Seriously. Put your phone down.
Did you know that phones used to be used for making phone calls? Weird, right? People didn’t text; they didn’t even have any kind of keyboard on their phone.
Calling someone used to be the way that most people communicated with others not in their immediate vicinity. Now, we text. Constantly.
Texting is the preferred way of communicating for many of us. The problem is that texting is actually screwing up our lives. Luckily, an Elite Daily piece explains the ways texting damages us psychologically, so you can stop before causing yourself too much damage.
1. Non-Verbal Communication Prevents Us from Communicating Properly
Unfortunately, there’s no body language, facial expression or vocal tone in text. You know what doesn’t read in a text? Offbeat humor, off-kilter personality traits, and cynicism. You can try to be funny but there’s a good chance you’ll come off as insulting, mean or just plain hurtful. You have no guarantees that your the readers of your texts are going to interpret your text in the way you want them to.
2. Women Text to Bond, Men Text to Exchange Information
You might enjoy texting back and forth all evening getting to know your BAE (before anyone else) a little better, but he just wants to let you know what time your dinner reservation is and when he’s going to pick you up. Men and women see communication differently.

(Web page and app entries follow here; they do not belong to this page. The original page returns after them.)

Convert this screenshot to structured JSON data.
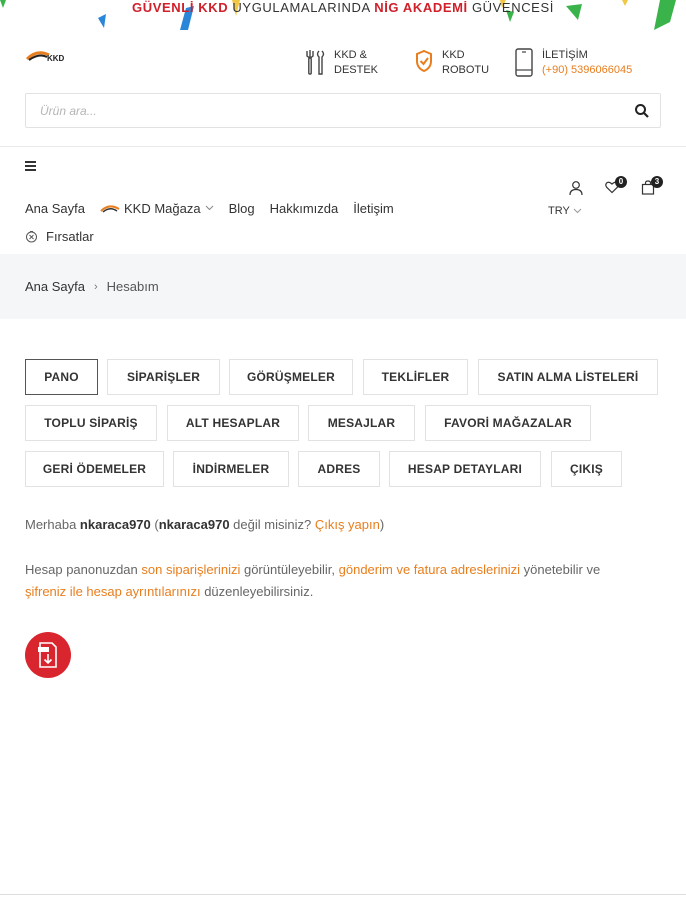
{
  "banner": {
    "part1": "GÜVENLİ KKD",
    "part2": " UYGULAMALARINDA ",
    "part3": "NİG AKADEMİ",
    "part4": " GÜVENCESİ"
  },
  "header": {
    "logo_text": "KKD",
    "support": {
      "line1": "KKD &",
      "line2": "DESTEK"
    },
    "robot": {
      "line1": "KKD",
      "line2": "ROBOTU"
    },
    "contact": {
      "line1": "İLETİŞİM",
      "phone": "(+90) 5396066045"
    }
  },
  "search": {
    "placeholder": "Ürün ara..."
  },
  "nav": {
    "items": [
      {
        "label": "Ana Sayfa"
      },
      {
        "label": "KKD Mağaza"
      },
      {
        "label": "Blog"
      },
      {
        "label": "Hakkımızda"
      },
      {
        "label": "İletişim"
      }
    ],
    "deals": "Fırsatlar"
  },
  "header_icons": {
    "wishlist_count": "0",
    "cart_count": "3",
    "currency": "TRY"
  },
  "breadcrumb": {
    "home": "Ana Sayfa",
    "current": "Hesabım"
  },
  "tabs": [
    {
      "label": "PANO"
    },
    {
      "label": "SİPARİŞLER"
    },
    {
      "label": "GÖRÜŞMELER"
    },
    {
      "label": "TEKLİFLER"
    },
    {
      "label": "SATIN ALMA LİSTELERİ"
    },
    {
      "label": "TOPLU SİPARİŞ"
    },
    {
      "label": "ALT HESAPLAR"
    },
    {
      "label": "MESAJLAR"
    },
    {
      "label": "FAVORİ MAĞAZALAR"
    },
    {
      "label": "GERİ ÖDEMELER"
    },
    {
      "label": "İNDİRMELER"
    },
    {
      "label": "ADRES"
    },
    {
      "label": "HESAP DETAYLARI"
    },
    {
      "label": "ÇIKIŞ"
    }
  ],
  "greeting": {
    "hello": "Merhaba ",
    "username": "nkaraca970",
    "paren_open": " (",
    "username2": "nkaraca970",
    "not_you": " değil misiniz? ",
    "logout": "Çıkış yapın",
    "paren_close": ")"
  },
  "dashboard": {
    "t1": "Hesap panonuzdan ",
    "l1": "son siparişlerinizi",
    "t2": " görüntüleyebilir, ",
    "l2": "gönderim ve fatura adreslerinizi",
    "t3": " yönetebilir ve",
    "l3": "şifreniz ile hesap ayrıntılarınızı",
    "t4": " düzenleyebilirsiniz."
  },
  "colors": {
    "accent": "#e87e1e",
    "brand_red": "#d0202a",
    "pdf_red": "#d9262e"
  }
}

He believes communication should have a clear purpose: to exchange information, solve a problem or make a point. She sees communication as an act of sharing and an opportunity to increase intimacy. Men and women have different intents when it comes to texting and that can lead to miscommunication when he doesn’t text as much as she’d like or he isn’t that into her.

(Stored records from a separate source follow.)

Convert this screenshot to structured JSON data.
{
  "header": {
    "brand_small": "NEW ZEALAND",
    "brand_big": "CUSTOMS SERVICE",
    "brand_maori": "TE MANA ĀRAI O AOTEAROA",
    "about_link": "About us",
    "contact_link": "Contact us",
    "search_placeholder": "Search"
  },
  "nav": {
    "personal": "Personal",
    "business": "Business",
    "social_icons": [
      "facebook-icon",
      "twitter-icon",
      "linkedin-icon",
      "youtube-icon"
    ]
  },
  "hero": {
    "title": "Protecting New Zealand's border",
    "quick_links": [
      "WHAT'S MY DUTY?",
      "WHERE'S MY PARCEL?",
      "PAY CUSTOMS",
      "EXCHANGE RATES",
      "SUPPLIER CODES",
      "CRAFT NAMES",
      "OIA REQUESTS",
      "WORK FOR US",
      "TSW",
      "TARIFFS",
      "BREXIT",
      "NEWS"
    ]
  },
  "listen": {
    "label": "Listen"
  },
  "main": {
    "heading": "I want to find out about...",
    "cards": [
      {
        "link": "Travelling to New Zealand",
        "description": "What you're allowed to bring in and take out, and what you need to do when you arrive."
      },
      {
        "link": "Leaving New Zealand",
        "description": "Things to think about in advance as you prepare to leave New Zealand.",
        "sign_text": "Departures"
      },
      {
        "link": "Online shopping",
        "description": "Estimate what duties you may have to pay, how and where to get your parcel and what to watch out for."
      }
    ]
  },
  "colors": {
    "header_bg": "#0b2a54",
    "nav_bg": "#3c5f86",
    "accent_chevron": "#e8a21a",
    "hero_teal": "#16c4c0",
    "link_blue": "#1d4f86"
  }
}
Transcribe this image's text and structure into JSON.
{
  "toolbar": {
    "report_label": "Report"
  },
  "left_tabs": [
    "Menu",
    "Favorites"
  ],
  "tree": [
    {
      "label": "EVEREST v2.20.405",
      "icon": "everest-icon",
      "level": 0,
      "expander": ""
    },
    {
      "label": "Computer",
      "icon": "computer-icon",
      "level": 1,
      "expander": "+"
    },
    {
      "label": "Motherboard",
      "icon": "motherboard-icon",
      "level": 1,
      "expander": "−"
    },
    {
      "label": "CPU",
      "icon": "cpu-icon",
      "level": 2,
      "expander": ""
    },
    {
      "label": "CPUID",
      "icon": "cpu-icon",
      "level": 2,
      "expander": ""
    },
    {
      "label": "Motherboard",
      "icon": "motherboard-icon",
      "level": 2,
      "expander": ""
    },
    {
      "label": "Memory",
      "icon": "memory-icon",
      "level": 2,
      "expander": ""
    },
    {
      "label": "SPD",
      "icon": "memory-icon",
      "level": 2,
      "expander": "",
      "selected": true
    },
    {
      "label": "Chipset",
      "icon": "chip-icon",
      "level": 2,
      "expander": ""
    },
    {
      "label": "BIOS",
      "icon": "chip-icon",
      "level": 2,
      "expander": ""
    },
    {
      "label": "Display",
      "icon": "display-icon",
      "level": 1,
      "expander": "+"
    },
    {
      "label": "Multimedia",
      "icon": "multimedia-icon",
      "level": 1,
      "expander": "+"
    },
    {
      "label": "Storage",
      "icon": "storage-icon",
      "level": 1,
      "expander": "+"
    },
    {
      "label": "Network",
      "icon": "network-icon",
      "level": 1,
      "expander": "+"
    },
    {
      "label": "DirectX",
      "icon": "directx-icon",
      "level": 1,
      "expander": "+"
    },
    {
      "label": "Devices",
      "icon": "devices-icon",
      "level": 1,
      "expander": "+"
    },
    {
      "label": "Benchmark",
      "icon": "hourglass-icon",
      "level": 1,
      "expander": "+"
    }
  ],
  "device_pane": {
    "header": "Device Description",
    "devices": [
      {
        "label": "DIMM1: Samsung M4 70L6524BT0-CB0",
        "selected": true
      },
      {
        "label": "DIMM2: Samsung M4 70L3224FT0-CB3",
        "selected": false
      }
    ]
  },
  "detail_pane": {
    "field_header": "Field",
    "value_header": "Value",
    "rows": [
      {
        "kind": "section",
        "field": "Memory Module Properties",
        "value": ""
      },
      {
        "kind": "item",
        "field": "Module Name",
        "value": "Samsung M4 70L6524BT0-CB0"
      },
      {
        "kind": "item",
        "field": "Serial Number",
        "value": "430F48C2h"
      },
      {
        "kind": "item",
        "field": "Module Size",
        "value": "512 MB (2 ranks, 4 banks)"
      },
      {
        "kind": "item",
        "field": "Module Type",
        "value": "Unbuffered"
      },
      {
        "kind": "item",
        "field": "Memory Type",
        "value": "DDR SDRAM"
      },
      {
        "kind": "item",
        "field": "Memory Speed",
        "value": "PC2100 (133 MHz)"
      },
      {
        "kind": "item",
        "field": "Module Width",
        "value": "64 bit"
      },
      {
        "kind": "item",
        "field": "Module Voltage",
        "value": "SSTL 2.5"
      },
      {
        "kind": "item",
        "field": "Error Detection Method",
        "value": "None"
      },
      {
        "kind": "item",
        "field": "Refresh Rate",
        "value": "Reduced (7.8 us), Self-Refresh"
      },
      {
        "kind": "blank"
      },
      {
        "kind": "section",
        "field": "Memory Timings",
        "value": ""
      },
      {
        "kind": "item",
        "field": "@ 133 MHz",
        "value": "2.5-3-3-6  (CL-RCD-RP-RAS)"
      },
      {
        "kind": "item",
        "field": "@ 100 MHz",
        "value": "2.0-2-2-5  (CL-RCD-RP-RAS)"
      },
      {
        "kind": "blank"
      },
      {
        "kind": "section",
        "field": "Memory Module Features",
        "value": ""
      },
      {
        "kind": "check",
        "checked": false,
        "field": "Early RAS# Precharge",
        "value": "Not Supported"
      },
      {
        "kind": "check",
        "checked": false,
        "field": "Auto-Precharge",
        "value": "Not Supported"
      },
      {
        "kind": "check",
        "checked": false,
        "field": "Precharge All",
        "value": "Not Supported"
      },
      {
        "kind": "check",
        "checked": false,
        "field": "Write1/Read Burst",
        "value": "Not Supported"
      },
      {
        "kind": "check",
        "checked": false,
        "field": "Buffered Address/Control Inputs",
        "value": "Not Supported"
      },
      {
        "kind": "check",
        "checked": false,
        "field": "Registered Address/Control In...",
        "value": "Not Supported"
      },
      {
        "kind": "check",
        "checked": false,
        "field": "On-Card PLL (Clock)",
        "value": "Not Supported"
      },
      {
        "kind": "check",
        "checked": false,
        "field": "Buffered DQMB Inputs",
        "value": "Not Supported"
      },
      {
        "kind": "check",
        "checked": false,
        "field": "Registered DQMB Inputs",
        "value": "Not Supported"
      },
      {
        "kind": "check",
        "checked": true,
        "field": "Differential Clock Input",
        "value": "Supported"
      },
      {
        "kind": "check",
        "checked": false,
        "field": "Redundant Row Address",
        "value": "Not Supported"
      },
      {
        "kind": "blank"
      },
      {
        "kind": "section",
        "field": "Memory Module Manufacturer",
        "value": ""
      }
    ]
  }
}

3. Every Text Conversation is a Power Struggle
Every time you send a text message, there’s a possibility that you will be ignored. It might be that for whatever reason, the person you texted put his or her phone away. This doesn’t happen in real time — people can’t put you in their pocket when you’re talking face-to-face.
The time one waits for a response is agonizing, and the more time that passes, the more power the receiver has. The longer you wait, the worse you feel and the more you’ll be on edge until you do (or don’t) get a response.
4. The “Read Receipt” Is the Devil’s Tool
Well, that’s what it feels like anyway. If you have an iPhone you know what I’m talking about; if you don’t, you may have experienced a similar feeling with Facebook’s “Seen” check mark when someone has seen (duh) your message. Both of those can sting like a mother.
When people have their “read receipts” turned on, they alert everybody to the exact moment when they read your text message. This can mean they saw your message and are just too busy to respond right now, or they saw it and are purposely ignoring you. Who’s got the power now?
5. Texting Creates Bad Liars
“I didn’t see your text.” How could you not see it? You check your phone fifty times a day. Another lame lie is, “Oh, did you send me a text? That’s so strange. I never got it.” Really? It seems unlikely with all the advancements we’ve made that you can send a text just to have it disappear.
6. Texting All the Time is Bad for Our Health
People spend an average of two to four hours a day bent over texting, which compresses and damages your spine. If you don’t at least bring your phone up to eye level, you may have to have surgery to correct your aching back and neck in the future. Texting can also cause joint pain and arthritis.
Next time you have the texting urge, try to communicate the old-fashioned way: either give them a call or meet in person. It may be the best thing to do for both of your sakes.
This guest article originally appeared on YourTango.com: 6 Ways Texting Is Scientifically F*cking Up Your ENTIRE Life.
Guest Author, P. (2018). 6 Ways Texting Can Psychologically Damage You. Psych Central. Retrieved on October 25, 2020, from https://psychcentral.com/blog/6-ways-texting-can-psychologically-damage-you/